Then I promise, as stated above, this will start a pattern of a life time of self image problems. Alopecia is one of those things that doesn't go away and once you lose your hair, it can come and go all your life. One moment, your hair starts to grow back, the next moment, its gone again, or you get patches and you have one of three choices, either try to hide it, go around bald, or get a wig.
But it doesn't stop with your kids. If you are truly involved with your kids' lives, then your kids shall never hear the following words uttered from your mouth..”Oh Susie, suck it up, they are only teasing you”.. or.. “look at me, I was teased in school and I turned out ok”. If you know there is even the smallest of problems, then as a parent you have an obligation of calling the school and being your child's voice. It is also the teacher's responsibility. If we all work together as a team (in a perfect world), then we can nip your child's nightmare in the butt.
But let's talk about the old days verses now. When I was in school, we did not have the internet, and had to rely on total communication not only with our parents, but with our school councilors, our churchs (pastors), and even our friends. If I was being teased or hurt at school, I would tell someone. Back then, it wasn't considered being a snitch (or at least where I came from in Massachusetts's it wasn't). I also had the type of parents who, although not overly protective to being unhealthy, did encourage open communication. My parents taught me cleaver ways of handling different situations, not by putting me in self defense classes, but other ways such as laughing at people who made fun of me. The reason for this little trick is that if I laughed with them, I took away their power to hurt me and rendered them unable to produce a joke or insult that was hurtful to me. Or another saying ”Hey, sorry you feel that way but you have a right to your opinion”. If that didn't work, we would get a school councilor involved or a teacher, and then onto the principle . I'm actually not sure how I would suggest to handle internet bullying as I don't have experience in that, except I know that in today's age, you can hide who you are by making fake profiles and that bullying has gotten far worse due to anonymity. They know that they most likely won't get caught unless the police get involved right away . They are doing it to either embarrass you or get a rise out of you.

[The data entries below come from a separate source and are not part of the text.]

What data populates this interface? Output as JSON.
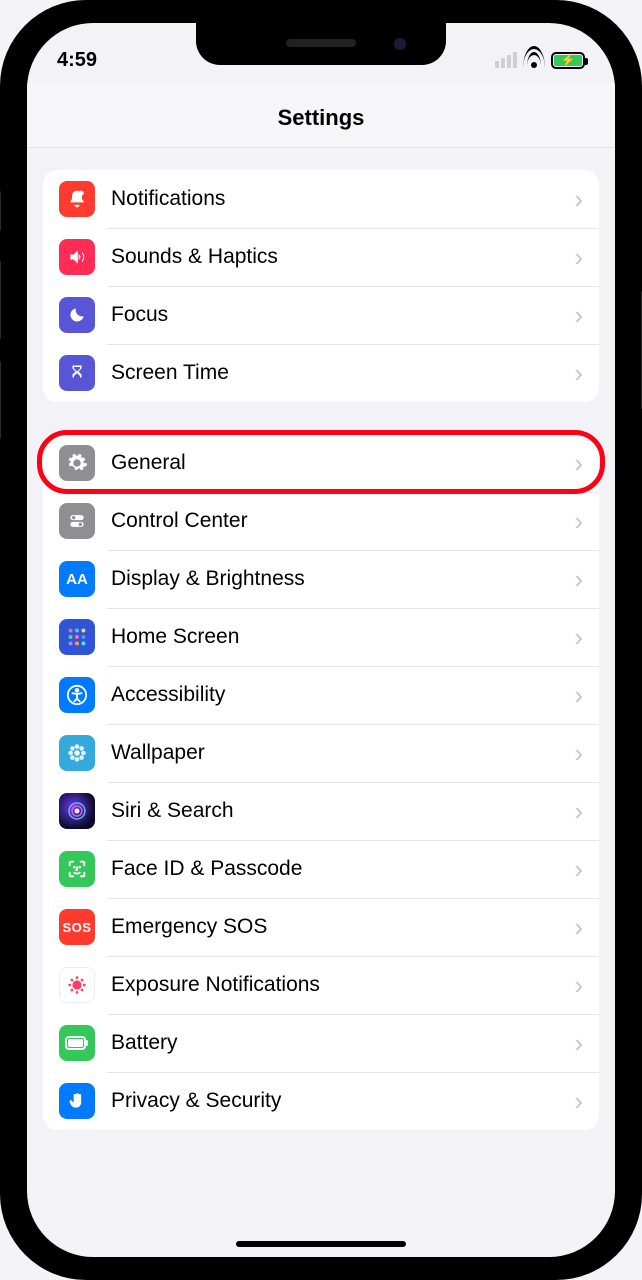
{
  "status": {
    "time": "4:59"
  },
  "header": {
    "title": "Settings"
  },
  "groups": [
    {
      "rows": [
        {
          "id": "notifications",
          "label": "Notifications",
          "iconClass": "ic-red",
          "iconName": "bell-icon"
        },
        {
          "id": "sounds",
          "label": "Sounds & Haptics",
          "iconClass": "ic-pink",
          "iconName": "speaker-icon"
        },
        {
          "id": "focus",
          "label": "Focus",
          "iconClass": "ic-indigo",
          "iconName": "moon-icon"
        },
        {
          "id": "screentime",
          "label": "Screen Time",
          "iconClass": "ic-indigo2",
          "iconName": "hourglass-icon"
        }
      ]
    },
    {
      "rows": [
        {
          "id": "general",
          "label": "General",
          "iconClass": "ic-gray",
          "iconName": "gear-icon",
          "highlighted": true
        },
        {
          "id": "controlcenter",
          "label": "Control Center",
          "iconClass": "ic-gray2",
          "iconName": "switches-icon"
        },
        {
          "id": "display",
          "label": "Display & Brightness",
          "iconClass": "ic-blue",
          "iconName": "text-size-icon"
        },
        {
          "id": "homescreen",
          "label": "Home Screen",
          "iconClass": "ic-bluehome",
          "iconName": "grid-icon"
        },
        {
          "id": "accessibility",
          "label": "Accessibility",
          "iconClass": "ic-access",
          "iconName": "accessibility-icon"
        },
        {
          "id": "wallpaper",
          "label": "Wallpaper",
          "iconClass": "ic-cyan",
          "iconName": "flower-icon"
        },
        {
          "id": "siri",
          "label": "Siri & Search",
          "iconClass": "ic-siri",
          "iconName": "siri-icon"
        },
        {
          "id": "faceid",
          "label": "Face ID & Passcode",
          "iconClass": "ic-green",
          "iconName": "faceid-icon"
        },
        {
          "id": "sos",
          "label": "Emergency SOS",
          "iconClass": "ic-sos",
          "iconName": "sos-icon",
          "textIcon": "SOS"
        },
        {
          "id": "exposure",
          "label": "Exposure Notifications",
          "iconClass": "ic-white",
          "iconName": "virus-icon"
        },
        {
          "id": "battery",
          "label": "Battery",
          "iconClass": "ic-batt",
          "iconName": "battery-icon"
        },
        {
          "id": "privacy",
          "label": "Privacy & Security",
          "iconClass": "ic-hand",
          "iconName": "hand-icon"
        }
      ]
    }
  ]
}
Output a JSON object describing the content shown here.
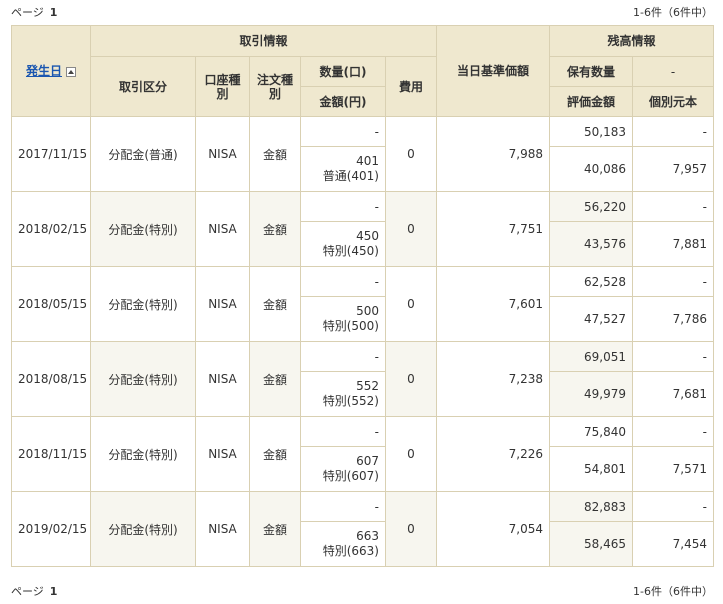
{
  "pager": {
    "page_label": "ページ",
    "page_number": "1",
    "count_text": "1-6件（6件中）"
  },
  "header": {
    "date_col": "発生日",
    "group_trade": "取引情報",
    "trade_type": "取引区分",
    "account_type": "口座種別",
    "order_type": "注文種別",
    "quantity": "数量(口)",
    "amount": "金額(円)",
    "fee": "費用",
    "nav": "当日基準価額",
    "group_balance": "残高情報",
    "holding_qty": "保有数量",
    "holding_qty_sub": "-",
    "valuation": "評価金額",
    "cost": "個別元本"
  },
  "rows": [
    {
      "date": "2017/11/15",
      "type": "分配金(普通)",
      "account": "NISA",
      "order": "金額",
      "qty": "-",
      "amount": "401",
      "amount_detail": "普通(401)",
      "fee": "0",
      "nav": "7,988",
      "holding": "50,183",
      "holding_sub": "-",
      "valuation": "40,086",
      "cost": "7,957"
    },
    {
      "date": "2018/02/15",
      "type": "分配金(特別)",
      "account": "NISA",
      "order": "金額",
      "qty": "-",
      "amount": "450",
      "amount_detail": "特別(450)",
      "fee": "0",
      "nav": "7,751",
      "holding": "56,220",
      "holding_sub": "-",
      "valuation": "43,576",
      "cost": "7,881"
    },
    {
      "date": "2018/05/15",
      "type": "分配金(特別)",
      "account": "NISA",
      "order": "金額",
      "qty": "-",
      "amount": "500",
      "amount_detail": "特別(500)",
      "fee": "0",
      "nav": "7,601",
      "holding": "62,528",
      "holding_sub": "-",
      "valuation": "47,527",
      "cost": "7,786"
    },
    {
      "date": "2018/08/15",
      "type": "分配金(特別)",
      "account": "NISA",
      "order": "金額",
      "qty": "-",
      "amount": "552",
      "amount_detail": "特別(552)",
      "fee": "0",
      "nav": "7,238",
      "holding": "69,051",
      "holding_sub": "-",
      "valuation": "49,979",
      "cost": "7,681"
    },
    {
      "date": "2018/11/15",
      "type": "分配金(特別)",
      "account": "NISA",
      "order": "金額",
      "qty": "-",
      "amount": "607",
      "amount_detail": "特別(607)",
      "fee": "0",
      "nav": "7,226",
      "holding": "75,840",
      "holding_sub": "-",
      "valuation": "54,801",
      "cost": "7,571"
    },
    {
      "date": "2019/02/15",
      "type": "分配金(特別)",
      "account": "NISA",
      "order": "金額",
      "qty": "-",
      "amount": "663",
      "amount_detail": "特別(663)",
      "fee": "0",
      "nav": "7,054",
      "holding": "82,883",
      "holding_sub": "-",
      "valuation": "58,465",
      "cost": "7,454"
    }
  ]
}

Teach your child to either not respond or make a joke back about the subject... TAKE AWAY THEIR POWER!!! Also, teach your child to keep records of things that are said on line and at school (almost like a bullying journal) but I still think the best way to avoid bullying is to put information on your child FB page about alopecia. Everything in me tells me that this is the best way to nip it in the bud.

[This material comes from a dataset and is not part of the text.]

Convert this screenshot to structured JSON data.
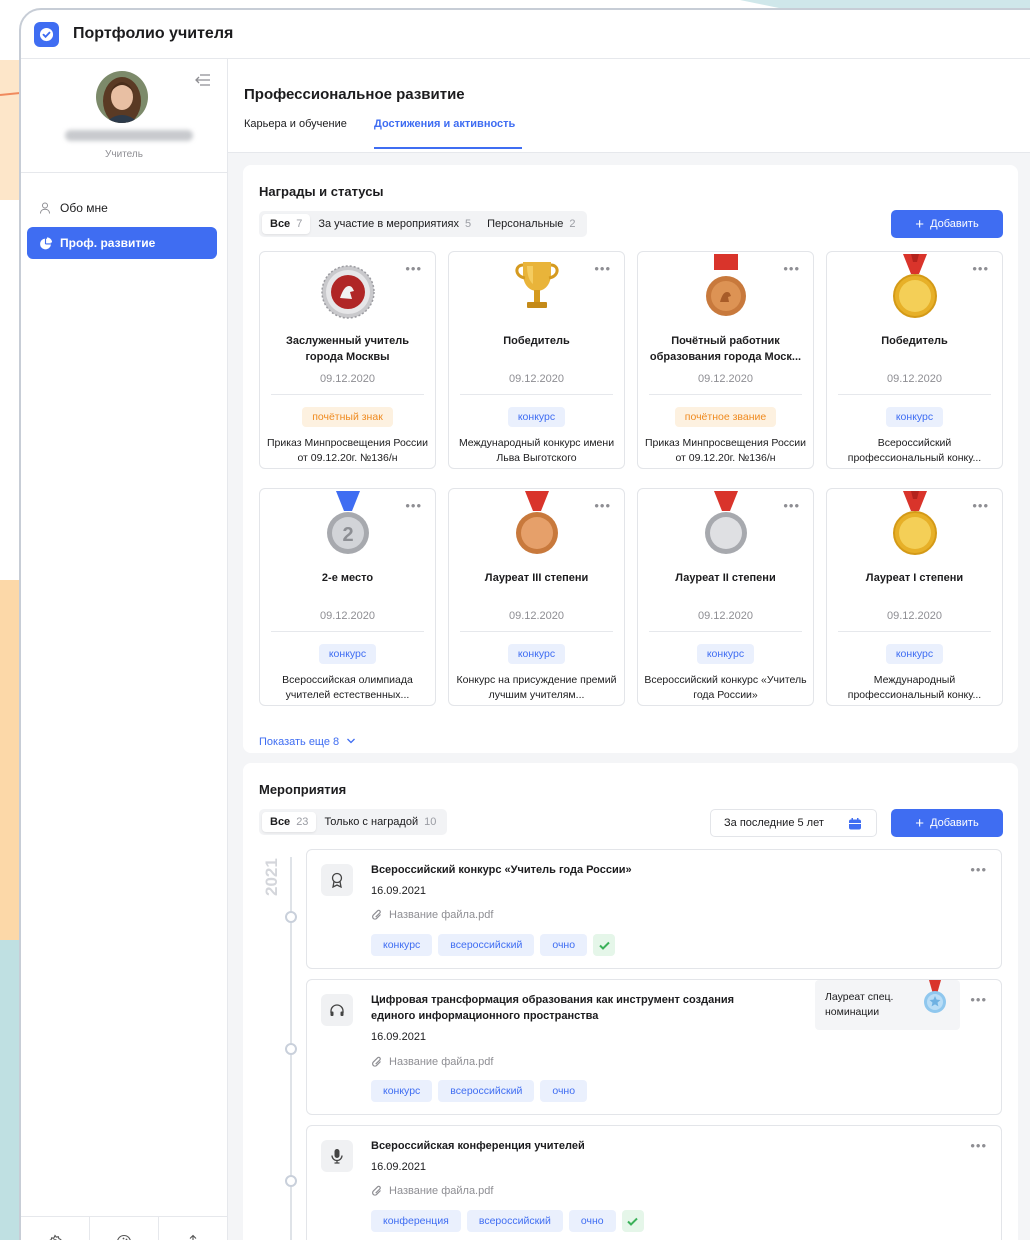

Bullying has been in the national spot light for a while, not so much lately since current events such as the election and other things (if you know what I mean), but while I was doing my research for this blog, I read that bullying has been on the decline for about 4 years now (especially ages7-12) . This doesn't mean it doesn't happen, but in general, from what I'm reading, we are on the right track.
Educate your child... educate the school and teach your child to face their fears and handle bullies with humor or education, but don't let you child face this alone. Ask them if they are being teased about their wigs (or other things) and don't wait until it's too late.